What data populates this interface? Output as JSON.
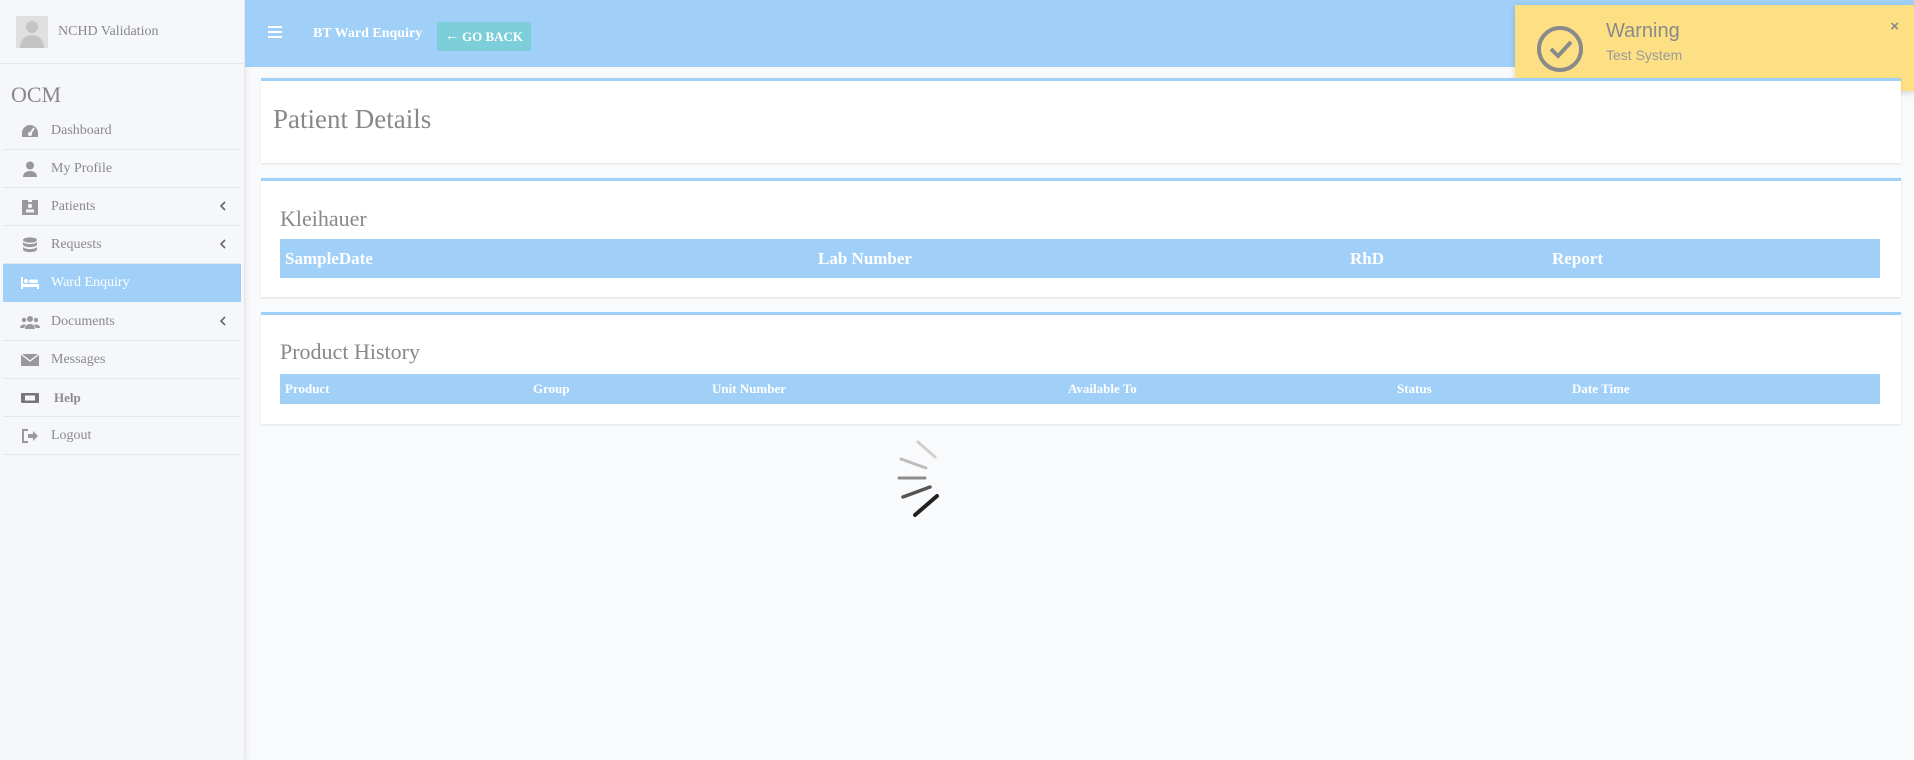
{
  "user": {
    "name": "NCHD Validation"
  },
  "brand": "OCM",
  "menu": [
    {
      "label": "Dashboard",
      "icon": "dashboard-icon"
    },
    {
      "label": "My Profile",
      "icon": "user-icon"
    },
    {
      "label": "Patients",
      "icon": "id-badge-icon",
      "submenu": true
    },
    {
      "label": "Requests",
      "icon": "database-icon",
      "submenu": true
    },
    {
      "label": "Ward Enquiry",
      "icon": "bed-icon",
      "active": true
    },
    {
      "label": "Documents",
      "icon": "users-icon",
      "submenu": true
    },
    {
      "label": "Messages",
      "icon": "envelope-icon"
    },
    {
      "label": "Help",
      "icon": "ticket-icon"
    },
    {
      "label": "Logout",
      "icon": "sign-out-icon"
    }
  ],
  "header": {
    "title": "BT Ward Enquiry",
    "back_label": "GO BACK"
  },
  "toast": {
    "title": "Warning",
    "message": "Test System",
    "close": "×"
  },
  "patient_details": {
    "title": "Patient Details"
  },
  "kleihauer": {
    "title": "Kleihauer",
    "columns": [
      "SampleDate",
      "Lab Number",
      "RhD",
      "Report"
    ]
  },
  "product_history": {
    "title": "Product History",
    "columns": [
      "Product",
      "Group",
      "Unit Number",
      "Available To",
      "Status",
      "Date Time"
    ]
  },
  "colors": {
    "accent": "#a0d0f7",
    "go_back": "#7ccfd8",
    "toast_bg": "#fde083"
  }
}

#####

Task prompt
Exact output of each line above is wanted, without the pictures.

Completed task
What data populates this interface? Output as JSON.
{
  "user": {
    "name": "NCHD Validation"
  },
  "brand": "OCM",
  "menu": [
    {
      "label": "Dashboard",
      "icon": "dashboard-icon"
    },
    {
      "label": "My Profile",
      "icon": "user-icon"
    },
    {
      "label": "Patients",
      "icon": "id-badge-icon",
      "submenu": true
    },
    {
      "label": "Requests",
      "icon": "database-icon",
      "submenu": true
    },
    {
      "label": "Ward Enquiry",
      "icon": "bed-icon",
      "active": true
    },
    {
      "label": "Documents",
      "icon": "users-icon",
      "submenu": true
    },
    {
      "label": "Messages",
      "icon": "envelope-icon"
    },
    {
      "label": "Help",
      "icon": "ticket-icon"
    },
    {
      "label": "Logout",
      "icon": "sign-out-icon"
    }
  ],
  "header": {
    "title": "BT Ward Enquiry",
    "back_label": "GO BACK"
  },
  "toast": {
    "title": "Warning",
    "message": "Test System",
    "close": "×"
  },
  "patient_details": {
    "title": "Patient Details"
  },
  "kleihauer": {
    "title": "Kleihauer",
    "columns": [
      "SampleDate",
      "Lab Number",
      "RhD",
      "Report"
    ]
  },
  "product_history": {
    "title": "Product History",
    "columns": [
      "Product",
      "Group",
      "Unit Number",
      "Available To",
      "Status",
      "Date Time"
    ]
  },
  "colors": {
    "accent": "#a0d0f7",
    "go_back": "#7ccfd8",
    "toast_bg": "#fde083"
  }
}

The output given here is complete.